[Source records]
◇ ◇ ◇ ◇

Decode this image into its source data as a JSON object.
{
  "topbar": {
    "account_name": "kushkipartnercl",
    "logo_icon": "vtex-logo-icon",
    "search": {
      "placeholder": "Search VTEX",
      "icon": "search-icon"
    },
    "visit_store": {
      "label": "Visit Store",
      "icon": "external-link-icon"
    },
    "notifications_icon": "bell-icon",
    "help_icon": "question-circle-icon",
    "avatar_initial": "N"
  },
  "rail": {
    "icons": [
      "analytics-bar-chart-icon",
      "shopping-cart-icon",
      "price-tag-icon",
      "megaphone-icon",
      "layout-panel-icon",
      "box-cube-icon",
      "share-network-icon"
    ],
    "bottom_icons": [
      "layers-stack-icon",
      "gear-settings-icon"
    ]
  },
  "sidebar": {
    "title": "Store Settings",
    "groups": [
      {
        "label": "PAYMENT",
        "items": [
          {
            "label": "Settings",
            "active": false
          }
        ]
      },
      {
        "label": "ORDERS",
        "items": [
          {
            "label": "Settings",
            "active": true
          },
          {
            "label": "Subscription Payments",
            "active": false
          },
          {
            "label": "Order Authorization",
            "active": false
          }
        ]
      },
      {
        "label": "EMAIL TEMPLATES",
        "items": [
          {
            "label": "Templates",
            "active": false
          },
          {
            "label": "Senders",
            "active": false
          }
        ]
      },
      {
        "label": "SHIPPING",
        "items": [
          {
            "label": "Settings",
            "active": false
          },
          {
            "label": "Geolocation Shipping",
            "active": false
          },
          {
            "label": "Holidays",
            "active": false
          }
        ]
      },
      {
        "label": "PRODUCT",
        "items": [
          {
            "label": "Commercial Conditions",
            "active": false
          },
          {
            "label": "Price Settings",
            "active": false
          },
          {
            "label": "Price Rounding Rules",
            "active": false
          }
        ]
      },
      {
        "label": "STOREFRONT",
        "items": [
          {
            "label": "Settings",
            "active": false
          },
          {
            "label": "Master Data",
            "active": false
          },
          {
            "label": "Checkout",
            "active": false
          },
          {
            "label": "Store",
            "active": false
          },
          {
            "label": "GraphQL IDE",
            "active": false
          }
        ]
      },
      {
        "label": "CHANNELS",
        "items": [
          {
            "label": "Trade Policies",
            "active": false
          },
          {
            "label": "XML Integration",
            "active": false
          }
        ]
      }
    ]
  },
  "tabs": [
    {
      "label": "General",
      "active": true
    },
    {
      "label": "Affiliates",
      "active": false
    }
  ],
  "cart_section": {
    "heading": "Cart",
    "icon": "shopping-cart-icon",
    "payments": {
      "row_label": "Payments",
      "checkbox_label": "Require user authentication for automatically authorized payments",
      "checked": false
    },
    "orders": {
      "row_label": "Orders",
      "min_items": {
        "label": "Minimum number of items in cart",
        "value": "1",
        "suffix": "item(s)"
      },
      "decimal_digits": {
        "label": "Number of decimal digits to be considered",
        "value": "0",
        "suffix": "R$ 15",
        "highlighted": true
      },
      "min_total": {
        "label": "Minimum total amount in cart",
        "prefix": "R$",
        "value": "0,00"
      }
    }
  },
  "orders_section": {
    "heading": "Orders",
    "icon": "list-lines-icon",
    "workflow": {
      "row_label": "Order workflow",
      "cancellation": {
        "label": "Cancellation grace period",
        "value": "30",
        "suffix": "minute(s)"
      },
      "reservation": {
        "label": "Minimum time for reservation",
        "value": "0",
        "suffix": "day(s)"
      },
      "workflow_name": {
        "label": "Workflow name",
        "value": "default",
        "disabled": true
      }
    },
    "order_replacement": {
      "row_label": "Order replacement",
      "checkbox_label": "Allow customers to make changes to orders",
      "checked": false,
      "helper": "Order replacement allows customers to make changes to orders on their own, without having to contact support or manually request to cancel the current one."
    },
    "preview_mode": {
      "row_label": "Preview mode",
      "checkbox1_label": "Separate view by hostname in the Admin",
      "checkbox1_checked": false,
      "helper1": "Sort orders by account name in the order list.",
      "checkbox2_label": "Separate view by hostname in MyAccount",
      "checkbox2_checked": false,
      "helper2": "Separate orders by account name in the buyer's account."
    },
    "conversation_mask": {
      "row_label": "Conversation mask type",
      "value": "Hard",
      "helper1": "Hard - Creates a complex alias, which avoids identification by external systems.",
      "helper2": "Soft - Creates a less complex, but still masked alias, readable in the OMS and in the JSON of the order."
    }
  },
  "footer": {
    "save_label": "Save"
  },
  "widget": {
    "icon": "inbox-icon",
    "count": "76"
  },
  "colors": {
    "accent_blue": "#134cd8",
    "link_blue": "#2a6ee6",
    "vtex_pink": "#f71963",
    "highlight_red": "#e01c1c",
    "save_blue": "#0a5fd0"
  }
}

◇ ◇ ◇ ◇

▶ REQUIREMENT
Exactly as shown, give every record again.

▶ EXPECTED ANSWER
Decode this image into its source data as a JSON object.
{
  "topbar": {
    "account_name": "kushkipartnercl",
    "logo_icon": "vtex-logo-icon",
    "search": {
      "placeholder": "Search VTEX",
      "icon": "search-icon"
    },
    "visit_store": {
      "label": "Visit Store",
      "icon": "external-link-icon"
    },
    "notifications_icon": "bell-icon",
    "help_icon": "question-circle-icon",
    "avatar_initial": "N"
  },
  "rail": {
    "icons": [
      "analytics-bar-chart-icon",
      "shopping-cart-icon",
      "price-tag-icon",
      "megaphone-icon",
      "layout-panel-icon",
      "box-cube-icon",
      "share-network-icon"
    ],
    "bottom_icons": [
      "layers-stack-icon",
      "gear-settings-icon"
    ]
  },
  "sidebar": {
    "title": "Store Settings",
    "groups": [
      {
        "label": "PAYMENT",
        "items": [
          {
            "label": "Settings",
            "active": false
          }
        ]
      },
      {
        "label": "ORDERS",
        "items": [
          {
            "label": "Settings",
            "active": true
          },
          {
            "label": "Subscription Payments",
            "active": false
          },
          {
            "label": "Order Authorization",
            "active": false
          }
        ]
      },
      {
        "label": "EMAIL TEMPLATES",
        "items": [
          {
            "label": "Templates",
            "active": false
          },
          {
            "label": "Senders",
            "active": false
          }
        ]
      },
      {
        "label": "SHIPPING",
        "items": [
          {
            "label": "Settings",
            "active": false
          },
          {
            "label": "Geolocation Shipping",
            "active": false
          },
          {
            "label": "Holidays",
            "active": false
          }
        ]
      },
      {
        "label": "PRODUCT",
        "items": [
          {
            "label": "Commercial Conditions",
            "active": false
          },
          {
            "label": "Price Settings",
            "active": false
          },
          {
            "label": "Price Rounding Rules",
            "active": false
          }
        ]
      },
      {
        "label": "STOREFRONT",
        "items": [
          {
            "label": "Settings",
            "active": false
          },
          {
            "label": "Master Data",
            "active": false
          },
          {
            "label": "Checkout",
            "active": false
          },
          {
            "label": "Store",
            "active": false
          },
          {
            "label": "GraphQL IDE",
            "active": false
          }
        ]
      },
      {
        "label": "CHANNELS",
        "items": [
          {
            "label": "Trade Policies",
            "active": false
          },
          {
            "label": "XML Integration",
            "active": false
          }
        ]
      }
    ]
  },
  "tabs": [
    {
      "label": "General",
      "active": true
    },
    {
      "label": "Affiliates",
      "active": false
    }
  ],
  "cart_section": {
    "heading": "Cart",
    "icon": "shopping-cart-icon",
    "payments": {
      "row_label": "Payments",
      "checkbox_label": "Require user authentication for automatically authorized payments",
      "checked": false
    },
    "orders": {
      "row_label": "Orders",
      "min_items": {
        "label": "Minimum number of items in cart",
        "value": "1",
        "suffix": "item(s)"
      },
      "decimal_digits": {
        "label": "Number of decimal digits to be considered",
        "value": "0",
        "suffix": "R$ 15",
        "highlighted": true
      },
      "min_total": {
        "label": "Minimum total amount in cart",
        "prefix": "R$",
        "value": "0,00"
      }
    }
  },
  "orders_section": {
    "heading": "Orders",
    "icon": "list-lines-icon",
    "workflow": {
      "row_label": "Order workflow",
      "cancellation": {
        "label": "Cancellation grace period",
        "value": "30",
        "suffix": "minute(s)"
      },
      "reservation": {
        "label": "Minimum time for reservation",
        "value": "0",
        "suffix": "day(s)"
      },
      "workflow_name": {
        "label": "Workflow name",
        "value": "default",
        "disabled": true
      }
    },
    "order_replacement": {
      "row_label": "Order replacement",
      "checkbox_label": "Allow customers to make changes to orders",
      "checked": false,
      "helper": "Order replacement allows customers to make changes to orders on their own, without having to contact support or manually request to cancel the current one."
    },
    "preview_mode": {
      "row_label": "Preview mode",
      "checkbox1_label": "Separate view by hostname in the Admin",
      "checkbox1_checked": false,
      "helper1": "Sort orders by account name in the order list.",
      "checkbox2_label": "Separate view by hostname in MyAccount",
      "checkbox2_checked": false,
      "helper2": "Separate orders by account name in the buyer's account."
    },
    "conversation_mask": {
      "row_label": "Conversation mask type",
      "value": "Hard",
      "helper1": "Hard - Creates a complex alias, which avoids identification by external systems.",
      "helper2": "Soft - Creates a less complex, but still masked alias, readable in the OMS and in the JSON of the order."
    }
  },
  "footer": {
    "save_label": "Save"
  },
  "widget": {
    "icon": "inbox-icon",
    "count": "76"
  },
  "colors": {
    "accent_blue": "#134cd8",
    "link_blue": "#2a6ee6",
    "vtex_pink": "#f71963",
    "highlight_red": "#e01c1c",
    "save_blue": "#0a5fd0"
  }
}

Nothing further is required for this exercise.